Don’t miss: The waterfalls. Depending on how much rain has fallen in the area, you might be able to spot dozens of waterfalls flowing from the cliffs along the Berkeley River. You might even be able to stand beneath one, which is a real coastal Kimberley right of passage.
How to get there: There are no roads that lead to Berkeley River Lodge, so you have only one option—fly in on a charter from Kununurra or Darwin, both of which are relatively remote airports themselves.
7. White Desert Whichaway Camp, Antarctica
The experience: The majority of tourists visiting Antarctica have to get there by cruise, and they’ve got to sleep on that cruise while they’re down there. That’s not the case if you sign up for one of White Desert’s extraordinary adventures. You’ll fly to Antarctica on a private jet, then have a chance to stay in the company’s Whichaway Camp, which comprises seven luxurious “sleeping pods” styled with contemporary furnishings and outfitted with a private toilet, plus main “lodge” facilities with a dining room, a lounge, and a cocktail deck. Showers, however, are shared.

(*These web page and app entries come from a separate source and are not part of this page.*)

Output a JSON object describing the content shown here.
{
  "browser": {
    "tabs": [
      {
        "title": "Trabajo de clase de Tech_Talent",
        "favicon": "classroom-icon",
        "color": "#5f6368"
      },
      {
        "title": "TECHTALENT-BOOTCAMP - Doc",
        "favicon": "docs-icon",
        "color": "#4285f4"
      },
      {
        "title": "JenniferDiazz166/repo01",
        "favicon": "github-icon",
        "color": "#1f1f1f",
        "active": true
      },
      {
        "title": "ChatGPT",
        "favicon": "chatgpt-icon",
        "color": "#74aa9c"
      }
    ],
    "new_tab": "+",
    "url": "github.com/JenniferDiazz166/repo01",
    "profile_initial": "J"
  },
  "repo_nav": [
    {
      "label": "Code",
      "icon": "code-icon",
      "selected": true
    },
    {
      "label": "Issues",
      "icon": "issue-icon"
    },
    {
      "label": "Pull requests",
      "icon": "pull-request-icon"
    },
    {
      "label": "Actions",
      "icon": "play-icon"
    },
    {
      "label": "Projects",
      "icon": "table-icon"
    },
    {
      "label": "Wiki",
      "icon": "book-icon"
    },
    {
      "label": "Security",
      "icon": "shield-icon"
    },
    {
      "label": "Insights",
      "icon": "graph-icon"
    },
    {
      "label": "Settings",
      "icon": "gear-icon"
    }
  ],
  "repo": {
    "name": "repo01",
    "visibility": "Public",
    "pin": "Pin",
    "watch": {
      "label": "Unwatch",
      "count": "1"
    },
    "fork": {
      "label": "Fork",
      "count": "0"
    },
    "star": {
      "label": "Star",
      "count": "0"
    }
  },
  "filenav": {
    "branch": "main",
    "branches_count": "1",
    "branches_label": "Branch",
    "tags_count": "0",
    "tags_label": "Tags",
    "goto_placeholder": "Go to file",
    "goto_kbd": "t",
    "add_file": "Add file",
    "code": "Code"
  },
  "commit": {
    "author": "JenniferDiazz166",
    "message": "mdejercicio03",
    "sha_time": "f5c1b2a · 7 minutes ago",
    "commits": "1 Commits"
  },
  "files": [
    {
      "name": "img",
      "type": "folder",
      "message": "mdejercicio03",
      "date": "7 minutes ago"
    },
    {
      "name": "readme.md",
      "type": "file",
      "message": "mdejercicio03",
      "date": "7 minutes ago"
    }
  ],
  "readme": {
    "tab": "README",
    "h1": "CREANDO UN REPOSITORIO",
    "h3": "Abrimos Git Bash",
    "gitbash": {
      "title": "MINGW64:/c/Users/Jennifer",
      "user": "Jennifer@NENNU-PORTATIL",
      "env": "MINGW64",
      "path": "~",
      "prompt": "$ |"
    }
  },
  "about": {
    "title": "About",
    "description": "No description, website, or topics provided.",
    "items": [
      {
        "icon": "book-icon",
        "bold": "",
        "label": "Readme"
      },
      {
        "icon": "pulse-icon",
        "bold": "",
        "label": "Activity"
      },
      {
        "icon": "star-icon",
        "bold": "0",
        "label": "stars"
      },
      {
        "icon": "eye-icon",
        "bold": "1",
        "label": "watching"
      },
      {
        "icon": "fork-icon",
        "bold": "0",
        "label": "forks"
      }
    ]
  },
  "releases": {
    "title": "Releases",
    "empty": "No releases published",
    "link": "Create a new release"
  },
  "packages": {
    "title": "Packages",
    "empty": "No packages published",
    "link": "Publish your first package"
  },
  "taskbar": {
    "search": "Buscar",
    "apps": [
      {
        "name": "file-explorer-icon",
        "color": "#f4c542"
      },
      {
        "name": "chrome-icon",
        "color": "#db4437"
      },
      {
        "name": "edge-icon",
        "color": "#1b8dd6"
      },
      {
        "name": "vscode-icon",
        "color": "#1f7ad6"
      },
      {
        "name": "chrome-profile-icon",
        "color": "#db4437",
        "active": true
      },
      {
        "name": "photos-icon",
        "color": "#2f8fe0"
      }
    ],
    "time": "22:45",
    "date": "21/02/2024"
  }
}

Don’t miss: The cocktails. They’re served with 1,000-year-old ice.
8. Three Camel Lodge, Mongolia
The experience: Rising from the vast plains of the Gobi Desert is a collection of gers, or traditional Mongolian tents. It’s not a mirage—it’s Three Camel Lodge, an eco-resort that champions ecological and cultural sustainability. During your stay, you can tour nearby sites like the Hongoryn Els sand dunes and Tugrigiin Shiree, where dinosaur fossils were discovered, as well as experience cultural performances and meet local nomadic families.
Don’t miss: Chatting with the staff. The lodge is just as focused on the people and the culture of Mongolia as it is its natural setting, so it’s staffed entirely by locals who have fascinating stories to tell.
How to get there: First you’ll need to get to Ulaanbaatar, the capital of Mongolia, from where you’ll need to take an hour-long flight to Dalanzadgad, the nearest major town to the lodge. The last leg of the journey to the lodge is a 90-minute off-road drive.
9. Constance Tsarabanjina, Madagascar
The experience: For a true deserted-island vibe—well, perhaps a soft one—visit Constance Tsarabanjina, a private-island hotel off the coast of Madagascar with thatched villas for accommodations. You won’t actually be roughing it, as each room includes air-conditioning and a minibar, but you also won’t have access to TVs or Wi-Fi. But there’s plenty to do to entertain you, from snorkeling to listening to live music to getting massages.
Don’t miss: The offshore reefs. Charter a snorkeling boat tour through the hotel to get out to them!
How to get there: From Antananarivo, the capital of Madagascar, take an hour-and-a-half flight to Nosy Be, where you’ll then take Constance Tsarabanjina’s regularly scheduled 20-minute boat transfer. You could also charter a helicopter from Nosy Be.